Local Customs: In Italy, it is an offence to sit on steps and in courtyards near public buildings, including the main churches in Florence; eating and drinking in the vicinity should also be avoided. Shorts, vests or any other immodest clothing should not be worn inside churches.
Business: Italians can be very formal and old fashioned, but are also warm and welcoming. Face to face communication is best, and often a third party introduction can speed initial negotiations. Business attire is formal and very stylish, and handshakes are the norm. First impressions count for a lot in Italy. Expect plenty of gesticulating and interruptions, or people talking over each other. Business cards are used. Unfortunately the bureaucracy in Italy can slow down deal-making. Business hours are usually 9am to 5pm Monday to Friday, but can vary according to season and region.

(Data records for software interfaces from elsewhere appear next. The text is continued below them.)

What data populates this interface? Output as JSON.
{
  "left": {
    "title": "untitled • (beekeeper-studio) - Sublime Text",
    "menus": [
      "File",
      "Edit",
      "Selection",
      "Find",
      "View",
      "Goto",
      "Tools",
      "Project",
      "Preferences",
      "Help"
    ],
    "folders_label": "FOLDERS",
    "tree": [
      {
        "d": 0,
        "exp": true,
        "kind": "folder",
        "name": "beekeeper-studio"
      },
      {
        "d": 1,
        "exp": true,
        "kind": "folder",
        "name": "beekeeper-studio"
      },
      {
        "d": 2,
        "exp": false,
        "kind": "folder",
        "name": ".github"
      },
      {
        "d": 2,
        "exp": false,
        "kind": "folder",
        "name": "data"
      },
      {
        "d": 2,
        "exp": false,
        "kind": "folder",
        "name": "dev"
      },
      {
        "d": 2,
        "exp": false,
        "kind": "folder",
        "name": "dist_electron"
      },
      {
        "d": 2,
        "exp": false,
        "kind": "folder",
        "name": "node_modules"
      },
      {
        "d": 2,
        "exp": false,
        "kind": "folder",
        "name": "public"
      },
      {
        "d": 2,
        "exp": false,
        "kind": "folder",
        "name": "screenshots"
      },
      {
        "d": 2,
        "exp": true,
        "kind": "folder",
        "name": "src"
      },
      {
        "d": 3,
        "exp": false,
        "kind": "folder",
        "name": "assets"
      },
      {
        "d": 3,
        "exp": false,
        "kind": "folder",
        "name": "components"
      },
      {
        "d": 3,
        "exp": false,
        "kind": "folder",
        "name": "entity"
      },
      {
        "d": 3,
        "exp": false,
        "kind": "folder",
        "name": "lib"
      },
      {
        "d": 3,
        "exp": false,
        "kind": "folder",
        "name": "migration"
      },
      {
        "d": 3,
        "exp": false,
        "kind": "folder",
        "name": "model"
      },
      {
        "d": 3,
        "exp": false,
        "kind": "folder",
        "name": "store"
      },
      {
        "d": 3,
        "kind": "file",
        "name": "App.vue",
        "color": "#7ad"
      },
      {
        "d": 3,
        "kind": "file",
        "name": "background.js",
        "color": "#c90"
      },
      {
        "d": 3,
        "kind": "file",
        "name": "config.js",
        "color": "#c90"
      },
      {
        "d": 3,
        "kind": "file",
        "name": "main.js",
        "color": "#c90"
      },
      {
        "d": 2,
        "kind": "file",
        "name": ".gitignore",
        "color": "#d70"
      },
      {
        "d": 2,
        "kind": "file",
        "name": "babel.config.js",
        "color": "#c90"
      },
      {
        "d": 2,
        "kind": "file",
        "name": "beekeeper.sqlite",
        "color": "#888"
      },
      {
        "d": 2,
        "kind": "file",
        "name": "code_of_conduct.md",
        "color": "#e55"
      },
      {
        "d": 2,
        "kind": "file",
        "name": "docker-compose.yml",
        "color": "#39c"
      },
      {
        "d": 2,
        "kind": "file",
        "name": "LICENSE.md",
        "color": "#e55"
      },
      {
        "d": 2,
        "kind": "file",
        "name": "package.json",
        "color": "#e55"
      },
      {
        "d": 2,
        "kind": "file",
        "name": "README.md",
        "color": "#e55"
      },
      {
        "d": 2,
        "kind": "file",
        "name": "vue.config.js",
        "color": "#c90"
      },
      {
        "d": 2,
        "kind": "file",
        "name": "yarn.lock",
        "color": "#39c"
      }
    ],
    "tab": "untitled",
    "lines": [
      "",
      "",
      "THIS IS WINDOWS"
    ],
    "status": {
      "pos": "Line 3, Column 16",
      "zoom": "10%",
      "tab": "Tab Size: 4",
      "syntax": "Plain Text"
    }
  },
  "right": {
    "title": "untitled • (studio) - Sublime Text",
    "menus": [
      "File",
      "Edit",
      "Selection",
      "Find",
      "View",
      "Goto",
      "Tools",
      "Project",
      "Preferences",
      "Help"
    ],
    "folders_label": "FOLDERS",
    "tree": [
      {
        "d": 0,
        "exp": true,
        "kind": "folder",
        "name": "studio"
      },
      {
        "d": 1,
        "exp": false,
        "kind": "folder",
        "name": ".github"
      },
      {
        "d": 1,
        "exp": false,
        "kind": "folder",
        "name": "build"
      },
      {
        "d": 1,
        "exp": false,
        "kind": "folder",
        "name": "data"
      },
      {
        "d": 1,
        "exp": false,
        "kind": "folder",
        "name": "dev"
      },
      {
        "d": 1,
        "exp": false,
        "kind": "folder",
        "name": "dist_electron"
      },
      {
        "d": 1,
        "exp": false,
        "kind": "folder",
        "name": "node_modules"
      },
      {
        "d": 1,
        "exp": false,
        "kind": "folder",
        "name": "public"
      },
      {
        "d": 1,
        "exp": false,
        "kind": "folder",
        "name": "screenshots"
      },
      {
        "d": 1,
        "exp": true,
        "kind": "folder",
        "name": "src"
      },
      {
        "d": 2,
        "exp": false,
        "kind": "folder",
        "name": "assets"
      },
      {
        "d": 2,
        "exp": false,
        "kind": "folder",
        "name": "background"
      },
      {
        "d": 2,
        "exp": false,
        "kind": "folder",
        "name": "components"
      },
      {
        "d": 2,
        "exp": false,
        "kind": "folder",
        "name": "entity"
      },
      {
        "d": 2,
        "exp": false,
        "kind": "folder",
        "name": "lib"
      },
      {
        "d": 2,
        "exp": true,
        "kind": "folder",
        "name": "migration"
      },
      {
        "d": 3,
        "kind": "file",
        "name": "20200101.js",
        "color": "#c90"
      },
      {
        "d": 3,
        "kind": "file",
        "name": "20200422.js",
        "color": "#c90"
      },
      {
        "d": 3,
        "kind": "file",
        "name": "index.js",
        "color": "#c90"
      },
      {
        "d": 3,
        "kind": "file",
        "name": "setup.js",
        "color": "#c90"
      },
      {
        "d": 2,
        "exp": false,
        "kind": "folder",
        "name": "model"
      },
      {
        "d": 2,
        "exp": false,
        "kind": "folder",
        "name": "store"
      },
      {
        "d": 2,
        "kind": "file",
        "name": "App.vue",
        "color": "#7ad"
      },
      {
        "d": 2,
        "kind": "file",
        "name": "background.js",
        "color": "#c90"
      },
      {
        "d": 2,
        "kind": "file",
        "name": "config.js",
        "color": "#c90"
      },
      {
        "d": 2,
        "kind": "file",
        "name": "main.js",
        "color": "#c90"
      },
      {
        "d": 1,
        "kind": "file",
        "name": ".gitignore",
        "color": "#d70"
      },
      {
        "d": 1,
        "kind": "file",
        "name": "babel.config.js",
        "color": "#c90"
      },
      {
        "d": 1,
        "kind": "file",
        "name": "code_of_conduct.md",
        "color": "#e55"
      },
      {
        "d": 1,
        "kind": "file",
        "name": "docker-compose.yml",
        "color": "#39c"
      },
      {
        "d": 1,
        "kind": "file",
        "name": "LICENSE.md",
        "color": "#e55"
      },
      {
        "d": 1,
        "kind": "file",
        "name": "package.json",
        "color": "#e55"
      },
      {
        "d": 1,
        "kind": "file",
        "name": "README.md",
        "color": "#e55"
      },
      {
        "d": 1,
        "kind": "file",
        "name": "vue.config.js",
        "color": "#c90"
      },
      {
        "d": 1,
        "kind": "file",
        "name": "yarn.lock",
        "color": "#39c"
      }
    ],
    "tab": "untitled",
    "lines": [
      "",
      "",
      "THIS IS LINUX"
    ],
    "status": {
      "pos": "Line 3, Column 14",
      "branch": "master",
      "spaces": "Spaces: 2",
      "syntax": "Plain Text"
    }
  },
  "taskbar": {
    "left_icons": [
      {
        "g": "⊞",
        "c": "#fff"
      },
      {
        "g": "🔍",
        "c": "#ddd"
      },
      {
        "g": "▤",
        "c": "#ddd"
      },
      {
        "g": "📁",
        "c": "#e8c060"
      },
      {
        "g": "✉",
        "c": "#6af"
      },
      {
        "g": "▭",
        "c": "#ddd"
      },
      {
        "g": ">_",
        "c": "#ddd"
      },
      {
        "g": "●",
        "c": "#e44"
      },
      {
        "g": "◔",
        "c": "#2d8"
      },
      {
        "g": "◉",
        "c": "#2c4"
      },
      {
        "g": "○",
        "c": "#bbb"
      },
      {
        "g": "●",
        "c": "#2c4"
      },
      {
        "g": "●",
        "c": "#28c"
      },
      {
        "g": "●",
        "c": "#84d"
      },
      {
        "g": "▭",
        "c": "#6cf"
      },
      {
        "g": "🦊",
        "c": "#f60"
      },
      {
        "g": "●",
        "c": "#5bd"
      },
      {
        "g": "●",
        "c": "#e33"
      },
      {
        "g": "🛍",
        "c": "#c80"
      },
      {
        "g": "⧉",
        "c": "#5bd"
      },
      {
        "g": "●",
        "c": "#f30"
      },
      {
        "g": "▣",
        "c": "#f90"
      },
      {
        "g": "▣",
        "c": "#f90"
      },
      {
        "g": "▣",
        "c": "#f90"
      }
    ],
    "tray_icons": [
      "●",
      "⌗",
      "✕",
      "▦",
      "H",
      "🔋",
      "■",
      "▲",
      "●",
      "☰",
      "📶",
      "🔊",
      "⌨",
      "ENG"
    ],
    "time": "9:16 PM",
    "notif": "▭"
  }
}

Communications: The international access code for Italy is +39. City/area codes are in use, e.g. 02 for Milan and 06 for Rome. There can be high surcharges on calls made from hotels. Public telephone boxes take phone cards for local and international calls, which can be bought from newsagents. Hotels, cafes and restaurants offering free wifi are widely available. As international roaming costs can be high, purchasing a local prepaid SIM card can be a cheaper option.
Duty Free: Travellers over 17 years from non-EU countries do not have to pay duty on 200 cigarettes, 50 cigars or 250g of tobacco. As well as this, travellers do not have to pay duty on 4 litres of wine, 16 lires of beer or 1 litre of spirits over 22 percent volume, or 2 litres of alcoholic beverages less than 22 percent volume. Other goods up to the value of €300 is also permitted (reduced to €150 for children under 15). Travellers from EU countries travelling within the EU are limited to 110 litres of beer, 90 litres of wine (of which 60 litres may be sparkling), 20 litres of fortified wine, 10 litres of spirits, 1kg of tobacco, 800 cigarettes, 200 cigars, 1kg of tobacco and 400 cigarellos, perfume up to 50g or 250ml eau de toilette, and other goods for personal consumption to the value of €175 per adult or €90 for children under 15 years. EU citizens are also able to claim tax back if the VAT rates in Italy are higher than those in their country of residence. Prohibited items include narcotic drugs, medicinal products, arms and weapons, explosives and protected animal and plant species.